Chapter

Criticising and Constructing the Orthodoxy

William Lucy

in Understanding and Explaining Adjudication

Published in print September 1999 | ISBN: 9780198260257
Published online March 2012 | e-ISBN: 9780191682070 | DOI: http://dx.doi.org/10.1093/acprof:oso/9780198260257.003.0010
Criticising and Constructing the Orthodoxy

Show Summary Details

Preview

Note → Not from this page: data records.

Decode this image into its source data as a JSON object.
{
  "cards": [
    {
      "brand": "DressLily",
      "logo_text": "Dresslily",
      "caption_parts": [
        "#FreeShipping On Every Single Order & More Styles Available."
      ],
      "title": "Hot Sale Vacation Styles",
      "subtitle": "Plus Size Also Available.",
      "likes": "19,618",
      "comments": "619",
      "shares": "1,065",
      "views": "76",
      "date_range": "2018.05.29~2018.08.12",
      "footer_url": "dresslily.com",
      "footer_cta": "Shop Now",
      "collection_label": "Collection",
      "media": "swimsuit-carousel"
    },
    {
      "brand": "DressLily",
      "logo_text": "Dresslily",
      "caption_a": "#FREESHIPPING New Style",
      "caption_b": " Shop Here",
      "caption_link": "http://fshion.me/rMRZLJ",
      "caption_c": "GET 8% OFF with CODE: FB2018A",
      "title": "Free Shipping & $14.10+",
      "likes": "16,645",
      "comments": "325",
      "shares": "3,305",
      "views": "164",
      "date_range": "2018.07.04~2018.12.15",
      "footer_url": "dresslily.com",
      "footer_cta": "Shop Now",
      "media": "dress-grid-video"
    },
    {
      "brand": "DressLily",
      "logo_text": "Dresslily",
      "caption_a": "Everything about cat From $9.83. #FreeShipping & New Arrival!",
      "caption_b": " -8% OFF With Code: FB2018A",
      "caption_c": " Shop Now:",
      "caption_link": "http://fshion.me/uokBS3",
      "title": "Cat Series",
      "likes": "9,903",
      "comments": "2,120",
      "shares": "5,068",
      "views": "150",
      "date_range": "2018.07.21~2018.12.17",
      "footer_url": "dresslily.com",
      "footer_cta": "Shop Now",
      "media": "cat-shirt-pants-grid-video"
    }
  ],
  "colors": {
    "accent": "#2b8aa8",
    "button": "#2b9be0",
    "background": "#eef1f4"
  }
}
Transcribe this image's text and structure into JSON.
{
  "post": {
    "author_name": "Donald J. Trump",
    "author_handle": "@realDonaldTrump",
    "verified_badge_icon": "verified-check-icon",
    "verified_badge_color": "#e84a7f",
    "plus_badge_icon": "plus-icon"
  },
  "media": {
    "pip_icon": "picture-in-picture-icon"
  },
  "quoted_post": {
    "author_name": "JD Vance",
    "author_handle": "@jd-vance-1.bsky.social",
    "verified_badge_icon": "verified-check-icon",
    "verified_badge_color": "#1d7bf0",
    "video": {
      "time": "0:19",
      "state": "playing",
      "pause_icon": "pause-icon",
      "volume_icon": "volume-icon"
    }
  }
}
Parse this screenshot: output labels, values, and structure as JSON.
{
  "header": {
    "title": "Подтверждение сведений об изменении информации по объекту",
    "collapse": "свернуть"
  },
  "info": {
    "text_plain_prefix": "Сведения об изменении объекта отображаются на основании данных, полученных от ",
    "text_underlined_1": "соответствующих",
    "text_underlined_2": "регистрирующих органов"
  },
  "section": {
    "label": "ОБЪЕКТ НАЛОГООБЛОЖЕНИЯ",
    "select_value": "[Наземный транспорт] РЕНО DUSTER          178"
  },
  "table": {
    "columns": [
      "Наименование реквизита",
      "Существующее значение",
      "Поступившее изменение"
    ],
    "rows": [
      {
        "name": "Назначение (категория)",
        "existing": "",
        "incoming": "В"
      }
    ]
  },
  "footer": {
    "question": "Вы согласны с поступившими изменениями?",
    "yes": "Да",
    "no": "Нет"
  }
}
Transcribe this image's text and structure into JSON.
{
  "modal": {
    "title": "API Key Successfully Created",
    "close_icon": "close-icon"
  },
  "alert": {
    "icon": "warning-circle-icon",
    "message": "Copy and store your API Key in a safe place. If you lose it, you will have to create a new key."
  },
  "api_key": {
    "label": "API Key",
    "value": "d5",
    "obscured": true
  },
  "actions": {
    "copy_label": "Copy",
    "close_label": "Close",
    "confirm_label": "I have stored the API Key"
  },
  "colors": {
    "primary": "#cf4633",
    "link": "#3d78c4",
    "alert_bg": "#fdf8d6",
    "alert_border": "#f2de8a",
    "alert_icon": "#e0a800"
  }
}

Both proponents and critics of accounts of adjudication indiscriminately and simultaneously describe them as either ‘theories’ or ‘models’ or ‘descriptions’ of judicial practice with no attempt to determine whether these words are indeed synonyms, as this usage would suggest, or whether they mark out significantly different enterprises. This chapter considers a prevalent strategy of criticism of orthodox accounts of adjudication and the orthodox understanding of the nature of the enterprise of constructing such accounts. The number of writers from which examples of the former strategy are drawn is a large one, although when speaking specifically there are only two targets at which their criticism is aimed, namely, the accounts of adjudication offered by Neil MacCormick and Ronald Dworkin. It is therefore pleasingly symmetrical that both authors' descriptions of the nature of the enterprise of constructing accounts of adjudication, in conjunction with the views of Joseph Raz, are the basis of most of what follows. This chapter also outlines an often made criticism of the orthodoxy.

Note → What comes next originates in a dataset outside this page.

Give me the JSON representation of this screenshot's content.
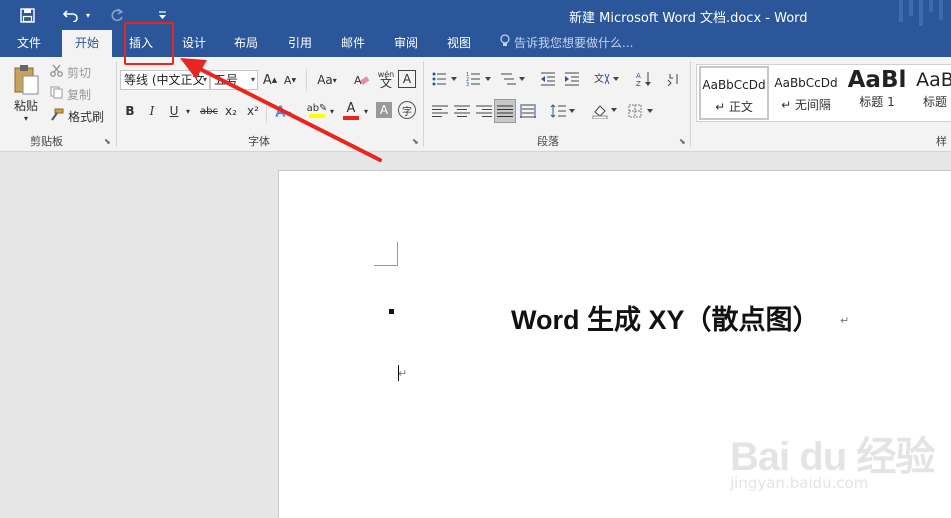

Keywords: Joseph Raz; adjudication; orthodoxy; Neil MacCormick; Ronald Dworkin; judicial practice

Chapter.  23610 words. 

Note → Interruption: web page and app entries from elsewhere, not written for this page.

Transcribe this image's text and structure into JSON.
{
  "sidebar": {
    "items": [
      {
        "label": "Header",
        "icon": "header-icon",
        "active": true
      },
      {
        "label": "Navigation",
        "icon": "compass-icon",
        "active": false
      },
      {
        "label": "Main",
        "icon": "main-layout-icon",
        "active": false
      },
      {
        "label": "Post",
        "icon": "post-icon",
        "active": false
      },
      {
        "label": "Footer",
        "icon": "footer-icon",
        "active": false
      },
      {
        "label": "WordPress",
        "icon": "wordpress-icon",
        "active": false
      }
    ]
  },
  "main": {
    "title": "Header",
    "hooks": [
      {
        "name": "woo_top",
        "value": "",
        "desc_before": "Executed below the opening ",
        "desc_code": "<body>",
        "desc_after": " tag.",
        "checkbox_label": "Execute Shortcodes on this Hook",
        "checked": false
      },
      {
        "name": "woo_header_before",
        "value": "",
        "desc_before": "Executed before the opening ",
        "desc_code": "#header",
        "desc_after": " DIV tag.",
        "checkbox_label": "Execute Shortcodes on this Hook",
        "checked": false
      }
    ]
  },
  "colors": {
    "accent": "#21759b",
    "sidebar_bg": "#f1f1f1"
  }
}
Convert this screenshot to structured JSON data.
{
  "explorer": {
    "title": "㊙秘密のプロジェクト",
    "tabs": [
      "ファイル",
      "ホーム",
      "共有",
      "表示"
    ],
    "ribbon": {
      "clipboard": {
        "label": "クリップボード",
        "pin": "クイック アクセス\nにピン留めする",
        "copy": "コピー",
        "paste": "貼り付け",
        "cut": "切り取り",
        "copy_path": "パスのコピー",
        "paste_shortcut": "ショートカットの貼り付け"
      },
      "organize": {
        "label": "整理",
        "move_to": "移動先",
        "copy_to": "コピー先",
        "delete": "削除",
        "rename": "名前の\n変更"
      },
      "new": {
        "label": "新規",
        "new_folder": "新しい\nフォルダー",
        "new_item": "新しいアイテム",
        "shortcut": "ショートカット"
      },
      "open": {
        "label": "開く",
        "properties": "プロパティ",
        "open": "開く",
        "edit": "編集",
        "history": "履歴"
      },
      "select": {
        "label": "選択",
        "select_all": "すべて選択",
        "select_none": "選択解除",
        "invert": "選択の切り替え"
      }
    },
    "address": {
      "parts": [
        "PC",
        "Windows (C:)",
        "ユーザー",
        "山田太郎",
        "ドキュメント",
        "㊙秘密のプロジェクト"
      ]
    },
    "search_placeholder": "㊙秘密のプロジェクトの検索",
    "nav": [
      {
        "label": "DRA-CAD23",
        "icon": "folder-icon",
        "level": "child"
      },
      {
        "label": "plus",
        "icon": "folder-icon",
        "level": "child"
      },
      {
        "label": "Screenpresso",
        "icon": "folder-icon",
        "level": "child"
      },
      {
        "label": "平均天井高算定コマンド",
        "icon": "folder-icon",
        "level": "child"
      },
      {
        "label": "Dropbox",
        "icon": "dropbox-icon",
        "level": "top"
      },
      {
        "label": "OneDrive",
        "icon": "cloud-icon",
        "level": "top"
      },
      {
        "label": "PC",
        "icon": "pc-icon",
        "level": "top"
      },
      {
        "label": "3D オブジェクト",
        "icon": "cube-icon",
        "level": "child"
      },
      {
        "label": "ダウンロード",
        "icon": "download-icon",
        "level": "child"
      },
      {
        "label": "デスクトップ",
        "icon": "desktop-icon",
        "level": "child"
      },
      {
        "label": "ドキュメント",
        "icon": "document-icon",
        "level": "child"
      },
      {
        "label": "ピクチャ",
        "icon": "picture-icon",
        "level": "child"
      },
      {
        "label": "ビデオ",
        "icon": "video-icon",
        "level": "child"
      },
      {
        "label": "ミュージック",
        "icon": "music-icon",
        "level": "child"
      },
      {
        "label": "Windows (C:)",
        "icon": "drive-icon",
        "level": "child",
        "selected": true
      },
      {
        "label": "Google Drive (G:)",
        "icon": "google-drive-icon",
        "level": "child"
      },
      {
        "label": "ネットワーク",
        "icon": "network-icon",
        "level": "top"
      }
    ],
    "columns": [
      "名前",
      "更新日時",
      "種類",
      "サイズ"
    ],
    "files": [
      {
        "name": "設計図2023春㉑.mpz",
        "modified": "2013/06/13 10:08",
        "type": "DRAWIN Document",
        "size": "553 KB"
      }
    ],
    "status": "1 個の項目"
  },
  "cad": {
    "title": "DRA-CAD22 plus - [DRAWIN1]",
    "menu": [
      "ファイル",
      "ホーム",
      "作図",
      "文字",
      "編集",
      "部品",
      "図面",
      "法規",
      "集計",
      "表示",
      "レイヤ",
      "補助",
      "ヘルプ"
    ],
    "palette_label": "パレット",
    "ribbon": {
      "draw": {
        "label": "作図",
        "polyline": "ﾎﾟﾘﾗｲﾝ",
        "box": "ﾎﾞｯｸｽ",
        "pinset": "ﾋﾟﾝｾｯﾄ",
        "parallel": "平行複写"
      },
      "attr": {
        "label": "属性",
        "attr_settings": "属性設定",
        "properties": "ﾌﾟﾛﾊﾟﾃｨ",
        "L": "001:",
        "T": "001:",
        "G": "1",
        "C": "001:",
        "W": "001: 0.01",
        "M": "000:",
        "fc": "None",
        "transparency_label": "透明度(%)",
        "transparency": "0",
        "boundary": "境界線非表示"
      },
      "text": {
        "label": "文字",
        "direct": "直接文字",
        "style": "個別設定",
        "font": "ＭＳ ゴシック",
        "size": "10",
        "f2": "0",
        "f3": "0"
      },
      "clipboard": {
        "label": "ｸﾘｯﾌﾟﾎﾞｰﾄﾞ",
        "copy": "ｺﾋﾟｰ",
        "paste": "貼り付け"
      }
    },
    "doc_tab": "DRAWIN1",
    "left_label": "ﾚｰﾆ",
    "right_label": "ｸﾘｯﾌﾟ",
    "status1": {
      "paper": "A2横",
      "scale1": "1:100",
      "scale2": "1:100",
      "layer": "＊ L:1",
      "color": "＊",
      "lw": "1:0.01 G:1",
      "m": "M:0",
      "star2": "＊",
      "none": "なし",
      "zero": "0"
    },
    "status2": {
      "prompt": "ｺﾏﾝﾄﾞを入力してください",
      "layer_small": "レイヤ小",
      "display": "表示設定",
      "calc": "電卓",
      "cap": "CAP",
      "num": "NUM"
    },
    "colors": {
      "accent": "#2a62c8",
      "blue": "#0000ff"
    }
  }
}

Subjects: Jurisprudence and Philosophy of Law

Full text: subscription required

How to subscribe Recommend to my Librarian

Buy this work at Oxford University Press »

Users without a subscription are not able to see the full content. Please, subscribe or login to access all content.